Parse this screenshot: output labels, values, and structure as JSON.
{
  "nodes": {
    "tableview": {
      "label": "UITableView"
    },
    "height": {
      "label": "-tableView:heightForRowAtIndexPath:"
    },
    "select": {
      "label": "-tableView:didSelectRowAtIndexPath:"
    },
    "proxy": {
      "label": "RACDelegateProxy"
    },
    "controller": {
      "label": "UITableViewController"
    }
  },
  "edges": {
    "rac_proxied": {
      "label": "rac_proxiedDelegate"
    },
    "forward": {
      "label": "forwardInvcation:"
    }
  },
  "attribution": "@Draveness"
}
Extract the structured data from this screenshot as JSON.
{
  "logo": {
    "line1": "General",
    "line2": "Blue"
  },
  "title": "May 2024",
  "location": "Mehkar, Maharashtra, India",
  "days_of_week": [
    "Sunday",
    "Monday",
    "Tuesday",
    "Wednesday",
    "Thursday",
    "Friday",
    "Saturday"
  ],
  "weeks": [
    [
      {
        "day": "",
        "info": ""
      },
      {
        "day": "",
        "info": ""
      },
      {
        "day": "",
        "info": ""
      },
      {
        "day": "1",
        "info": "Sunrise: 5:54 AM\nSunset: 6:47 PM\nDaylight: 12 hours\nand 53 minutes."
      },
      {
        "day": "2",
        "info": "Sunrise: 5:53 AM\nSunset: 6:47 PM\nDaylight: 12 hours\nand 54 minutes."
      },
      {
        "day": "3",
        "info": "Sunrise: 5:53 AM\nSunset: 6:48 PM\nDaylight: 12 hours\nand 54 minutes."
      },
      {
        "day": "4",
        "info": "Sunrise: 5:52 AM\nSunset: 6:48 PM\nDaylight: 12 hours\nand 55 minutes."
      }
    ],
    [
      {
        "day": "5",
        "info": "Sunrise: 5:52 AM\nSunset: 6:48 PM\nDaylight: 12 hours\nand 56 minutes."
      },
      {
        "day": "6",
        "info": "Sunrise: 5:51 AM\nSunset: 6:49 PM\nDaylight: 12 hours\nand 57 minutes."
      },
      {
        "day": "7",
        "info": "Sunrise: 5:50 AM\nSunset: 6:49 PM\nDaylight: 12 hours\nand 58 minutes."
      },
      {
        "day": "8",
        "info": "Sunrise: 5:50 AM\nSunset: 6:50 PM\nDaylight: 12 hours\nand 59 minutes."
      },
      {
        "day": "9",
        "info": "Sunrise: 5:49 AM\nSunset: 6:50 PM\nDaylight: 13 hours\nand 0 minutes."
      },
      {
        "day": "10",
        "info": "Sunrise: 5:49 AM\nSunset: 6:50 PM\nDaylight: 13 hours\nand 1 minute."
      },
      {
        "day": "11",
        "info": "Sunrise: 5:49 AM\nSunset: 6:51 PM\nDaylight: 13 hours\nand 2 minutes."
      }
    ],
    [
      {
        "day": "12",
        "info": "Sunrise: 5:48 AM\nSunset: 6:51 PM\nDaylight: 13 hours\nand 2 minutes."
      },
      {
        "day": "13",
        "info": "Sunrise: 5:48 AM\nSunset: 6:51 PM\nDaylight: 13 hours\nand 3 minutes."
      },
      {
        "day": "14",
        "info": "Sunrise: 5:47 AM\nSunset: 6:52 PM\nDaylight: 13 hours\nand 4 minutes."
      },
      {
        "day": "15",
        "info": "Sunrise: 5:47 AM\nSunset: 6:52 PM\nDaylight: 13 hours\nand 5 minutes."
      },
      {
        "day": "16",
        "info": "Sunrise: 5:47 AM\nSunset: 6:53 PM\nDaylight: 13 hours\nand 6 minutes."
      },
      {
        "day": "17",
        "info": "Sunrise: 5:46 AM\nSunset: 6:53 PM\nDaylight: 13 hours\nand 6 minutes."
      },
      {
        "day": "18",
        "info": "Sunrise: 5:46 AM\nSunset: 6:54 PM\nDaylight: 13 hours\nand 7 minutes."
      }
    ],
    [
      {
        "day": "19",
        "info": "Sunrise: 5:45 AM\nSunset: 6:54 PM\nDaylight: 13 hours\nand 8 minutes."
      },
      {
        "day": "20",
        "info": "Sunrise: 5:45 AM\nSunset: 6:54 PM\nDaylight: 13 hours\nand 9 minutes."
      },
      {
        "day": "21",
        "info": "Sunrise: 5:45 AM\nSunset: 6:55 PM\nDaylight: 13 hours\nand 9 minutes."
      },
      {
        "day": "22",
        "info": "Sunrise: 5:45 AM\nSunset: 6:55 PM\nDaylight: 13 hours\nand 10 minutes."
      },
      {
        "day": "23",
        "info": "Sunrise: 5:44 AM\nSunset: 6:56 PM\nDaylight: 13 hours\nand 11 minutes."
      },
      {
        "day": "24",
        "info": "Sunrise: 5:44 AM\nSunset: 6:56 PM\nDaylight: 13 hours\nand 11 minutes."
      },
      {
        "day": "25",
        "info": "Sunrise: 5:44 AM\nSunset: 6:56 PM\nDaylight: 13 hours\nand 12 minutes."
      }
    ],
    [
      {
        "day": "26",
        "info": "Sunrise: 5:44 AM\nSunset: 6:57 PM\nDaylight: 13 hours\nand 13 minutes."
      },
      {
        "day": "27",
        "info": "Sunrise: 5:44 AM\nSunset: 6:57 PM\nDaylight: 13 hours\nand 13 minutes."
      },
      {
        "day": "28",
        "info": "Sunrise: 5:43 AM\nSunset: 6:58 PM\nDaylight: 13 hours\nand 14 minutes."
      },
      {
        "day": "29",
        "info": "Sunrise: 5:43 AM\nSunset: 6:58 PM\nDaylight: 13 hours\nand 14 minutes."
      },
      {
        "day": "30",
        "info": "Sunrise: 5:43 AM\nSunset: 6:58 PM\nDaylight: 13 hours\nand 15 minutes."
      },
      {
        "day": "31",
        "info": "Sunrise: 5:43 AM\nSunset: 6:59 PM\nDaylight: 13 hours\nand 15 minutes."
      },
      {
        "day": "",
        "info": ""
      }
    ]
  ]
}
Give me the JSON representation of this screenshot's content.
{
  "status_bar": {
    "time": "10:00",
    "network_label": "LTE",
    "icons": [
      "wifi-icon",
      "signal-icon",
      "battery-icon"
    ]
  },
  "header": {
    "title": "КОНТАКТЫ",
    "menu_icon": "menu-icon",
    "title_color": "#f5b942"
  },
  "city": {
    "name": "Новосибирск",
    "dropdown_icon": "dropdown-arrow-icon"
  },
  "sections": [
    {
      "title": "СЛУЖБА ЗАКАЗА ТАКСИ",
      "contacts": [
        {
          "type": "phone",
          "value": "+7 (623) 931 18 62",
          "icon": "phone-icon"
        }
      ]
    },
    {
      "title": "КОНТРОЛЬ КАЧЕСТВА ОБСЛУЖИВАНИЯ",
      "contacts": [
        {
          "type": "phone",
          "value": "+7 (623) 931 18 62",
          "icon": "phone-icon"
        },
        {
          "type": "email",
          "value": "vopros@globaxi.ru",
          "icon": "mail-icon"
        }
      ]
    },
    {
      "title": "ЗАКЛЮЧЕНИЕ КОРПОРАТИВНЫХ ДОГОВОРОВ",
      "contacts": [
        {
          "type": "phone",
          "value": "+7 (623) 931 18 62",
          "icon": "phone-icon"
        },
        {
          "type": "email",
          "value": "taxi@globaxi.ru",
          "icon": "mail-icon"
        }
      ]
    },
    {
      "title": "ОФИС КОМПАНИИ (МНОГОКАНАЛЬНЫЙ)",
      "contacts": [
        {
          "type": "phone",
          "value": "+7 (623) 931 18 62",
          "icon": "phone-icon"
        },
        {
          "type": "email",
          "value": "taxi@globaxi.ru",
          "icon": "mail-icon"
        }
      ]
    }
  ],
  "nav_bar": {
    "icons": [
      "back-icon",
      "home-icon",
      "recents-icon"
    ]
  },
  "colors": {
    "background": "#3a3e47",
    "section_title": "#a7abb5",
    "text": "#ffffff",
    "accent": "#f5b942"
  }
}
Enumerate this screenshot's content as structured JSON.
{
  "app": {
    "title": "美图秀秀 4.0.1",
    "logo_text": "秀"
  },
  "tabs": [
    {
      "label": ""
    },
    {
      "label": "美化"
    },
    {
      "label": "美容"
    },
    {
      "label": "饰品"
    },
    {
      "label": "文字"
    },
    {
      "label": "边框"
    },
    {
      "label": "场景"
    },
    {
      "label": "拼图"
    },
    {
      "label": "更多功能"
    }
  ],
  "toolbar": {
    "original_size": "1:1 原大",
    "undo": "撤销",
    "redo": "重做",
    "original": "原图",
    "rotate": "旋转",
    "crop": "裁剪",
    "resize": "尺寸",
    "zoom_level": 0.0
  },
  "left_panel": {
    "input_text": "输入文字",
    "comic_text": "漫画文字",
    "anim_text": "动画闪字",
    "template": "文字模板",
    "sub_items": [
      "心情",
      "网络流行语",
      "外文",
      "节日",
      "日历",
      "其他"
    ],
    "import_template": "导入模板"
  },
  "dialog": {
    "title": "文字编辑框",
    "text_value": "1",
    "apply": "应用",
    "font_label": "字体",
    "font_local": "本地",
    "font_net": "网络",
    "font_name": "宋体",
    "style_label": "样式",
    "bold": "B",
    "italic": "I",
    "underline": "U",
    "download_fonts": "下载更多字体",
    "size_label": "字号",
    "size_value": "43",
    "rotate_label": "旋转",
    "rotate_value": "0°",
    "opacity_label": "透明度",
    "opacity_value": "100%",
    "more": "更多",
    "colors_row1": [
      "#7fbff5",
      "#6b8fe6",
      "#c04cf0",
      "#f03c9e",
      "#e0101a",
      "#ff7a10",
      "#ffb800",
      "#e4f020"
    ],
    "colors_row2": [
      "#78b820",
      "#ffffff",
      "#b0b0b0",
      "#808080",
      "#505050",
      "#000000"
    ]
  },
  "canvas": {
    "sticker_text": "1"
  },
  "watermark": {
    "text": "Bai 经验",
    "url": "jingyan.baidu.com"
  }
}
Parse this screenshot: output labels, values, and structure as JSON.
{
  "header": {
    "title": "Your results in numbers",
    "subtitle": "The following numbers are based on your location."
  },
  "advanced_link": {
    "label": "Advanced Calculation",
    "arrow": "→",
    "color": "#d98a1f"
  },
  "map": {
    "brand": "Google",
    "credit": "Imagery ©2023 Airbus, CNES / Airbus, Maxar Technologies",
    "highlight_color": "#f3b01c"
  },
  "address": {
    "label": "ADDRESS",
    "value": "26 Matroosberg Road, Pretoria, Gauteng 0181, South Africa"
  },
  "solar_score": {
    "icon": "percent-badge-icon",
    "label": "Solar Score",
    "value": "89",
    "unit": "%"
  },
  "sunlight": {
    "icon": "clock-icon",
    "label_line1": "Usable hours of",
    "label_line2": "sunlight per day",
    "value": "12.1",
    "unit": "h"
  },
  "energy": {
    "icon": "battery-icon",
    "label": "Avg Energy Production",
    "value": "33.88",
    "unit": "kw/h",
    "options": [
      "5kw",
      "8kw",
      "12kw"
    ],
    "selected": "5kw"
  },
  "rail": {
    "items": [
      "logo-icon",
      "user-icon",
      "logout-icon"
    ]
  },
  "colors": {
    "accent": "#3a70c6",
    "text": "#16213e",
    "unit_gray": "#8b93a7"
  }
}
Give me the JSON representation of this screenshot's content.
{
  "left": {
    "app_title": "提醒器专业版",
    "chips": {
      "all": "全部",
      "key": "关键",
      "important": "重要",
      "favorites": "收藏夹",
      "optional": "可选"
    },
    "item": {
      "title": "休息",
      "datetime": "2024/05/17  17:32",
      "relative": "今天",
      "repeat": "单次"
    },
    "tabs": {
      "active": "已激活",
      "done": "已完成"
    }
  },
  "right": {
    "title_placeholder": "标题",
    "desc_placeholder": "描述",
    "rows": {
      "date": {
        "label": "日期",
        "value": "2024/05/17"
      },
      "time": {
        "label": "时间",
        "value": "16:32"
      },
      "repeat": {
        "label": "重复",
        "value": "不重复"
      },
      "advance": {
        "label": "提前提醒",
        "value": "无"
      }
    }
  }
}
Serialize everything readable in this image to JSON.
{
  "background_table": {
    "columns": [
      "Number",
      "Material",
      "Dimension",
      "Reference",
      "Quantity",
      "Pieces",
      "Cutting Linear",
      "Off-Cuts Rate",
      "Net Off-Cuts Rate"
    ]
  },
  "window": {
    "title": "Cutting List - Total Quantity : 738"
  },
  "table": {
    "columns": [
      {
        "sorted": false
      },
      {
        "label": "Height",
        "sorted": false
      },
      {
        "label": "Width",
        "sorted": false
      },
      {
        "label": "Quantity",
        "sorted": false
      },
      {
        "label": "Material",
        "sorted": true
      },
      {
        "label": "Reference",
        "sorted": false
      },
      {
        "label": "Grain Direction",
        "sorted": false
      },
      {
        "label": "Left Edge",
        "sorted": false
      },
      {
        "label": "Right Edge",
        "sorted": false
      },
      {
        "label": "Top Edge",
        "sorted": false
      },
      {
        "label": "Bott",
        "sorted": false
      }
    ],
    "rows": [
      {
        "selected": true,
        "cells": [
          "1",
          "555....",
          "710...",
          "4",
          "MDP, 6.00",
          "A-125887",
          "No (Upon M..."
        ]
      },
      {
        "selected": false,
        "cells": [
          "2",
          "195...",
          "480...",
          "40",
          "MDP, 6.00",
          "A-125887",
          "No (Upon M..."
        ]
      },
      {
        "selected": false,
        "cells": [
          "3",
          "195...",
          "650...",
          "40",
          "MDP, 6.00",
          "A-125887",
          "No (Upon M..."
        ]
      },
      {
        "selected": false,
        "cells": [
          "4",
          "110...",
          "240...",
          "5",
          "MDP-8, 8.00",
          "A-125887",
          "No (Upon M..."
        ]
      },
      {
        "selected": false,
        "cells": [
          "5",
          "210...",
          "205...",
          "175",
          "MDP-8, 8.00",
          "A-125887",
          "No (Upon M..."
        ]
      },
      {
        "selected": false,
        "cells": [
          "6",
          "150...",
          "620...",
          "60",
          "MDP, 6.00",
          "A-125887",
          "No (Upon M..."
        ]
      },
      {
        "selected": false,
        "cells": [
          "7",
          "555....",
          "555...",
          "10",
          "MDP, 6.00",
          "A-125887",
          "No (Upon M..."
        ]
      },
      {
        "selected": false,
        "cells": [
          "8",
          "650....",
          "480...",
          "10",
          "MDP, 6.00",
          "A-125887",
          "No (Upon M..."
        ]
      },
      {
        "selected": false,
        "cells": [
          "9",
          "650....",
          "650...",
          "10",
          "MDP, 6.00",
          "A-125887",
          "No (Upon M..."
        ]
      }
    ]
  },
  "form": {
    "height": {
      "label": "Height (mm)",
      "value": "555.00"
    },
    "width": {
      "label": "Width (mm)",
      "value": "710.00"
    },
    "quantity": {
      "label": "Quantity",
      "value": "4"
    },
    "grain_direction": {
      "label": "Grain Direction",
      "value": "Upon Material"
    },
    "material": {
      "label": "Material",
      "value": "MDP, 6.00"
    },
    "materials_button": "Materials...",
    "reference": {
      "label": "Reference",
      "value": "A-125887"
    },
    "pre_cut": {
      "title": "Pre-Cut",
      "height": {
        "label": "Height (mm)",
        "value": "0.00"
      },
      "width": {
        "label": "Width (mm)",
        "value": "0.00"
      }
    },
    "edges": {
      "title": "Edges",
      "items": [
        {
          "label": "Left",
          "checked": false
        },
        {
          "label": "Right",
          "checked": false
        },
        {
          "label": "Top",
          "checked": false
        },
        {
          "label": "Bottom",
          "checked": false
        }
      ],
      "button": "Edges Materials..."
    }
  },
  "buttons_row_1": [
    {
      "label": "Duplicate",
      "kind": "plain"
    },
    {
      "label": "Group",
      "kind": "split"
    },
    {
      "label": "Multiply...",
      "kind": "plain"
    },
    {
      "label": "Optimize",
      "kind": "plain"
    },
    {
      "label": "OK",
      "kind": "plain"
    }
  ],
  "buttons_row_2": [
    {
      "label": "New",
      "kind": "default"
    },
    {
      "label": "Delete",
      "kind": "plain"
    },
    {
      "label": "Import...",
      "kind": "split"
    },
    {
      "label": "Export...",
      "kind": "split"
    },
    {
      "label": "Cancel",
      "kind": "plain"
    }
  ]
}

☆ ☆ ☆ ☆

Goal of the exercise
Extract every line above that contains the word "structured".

Exercise response
Extract the structured data from this screenshot as JSON.
Enumerate this screenshot's content as structured JSON.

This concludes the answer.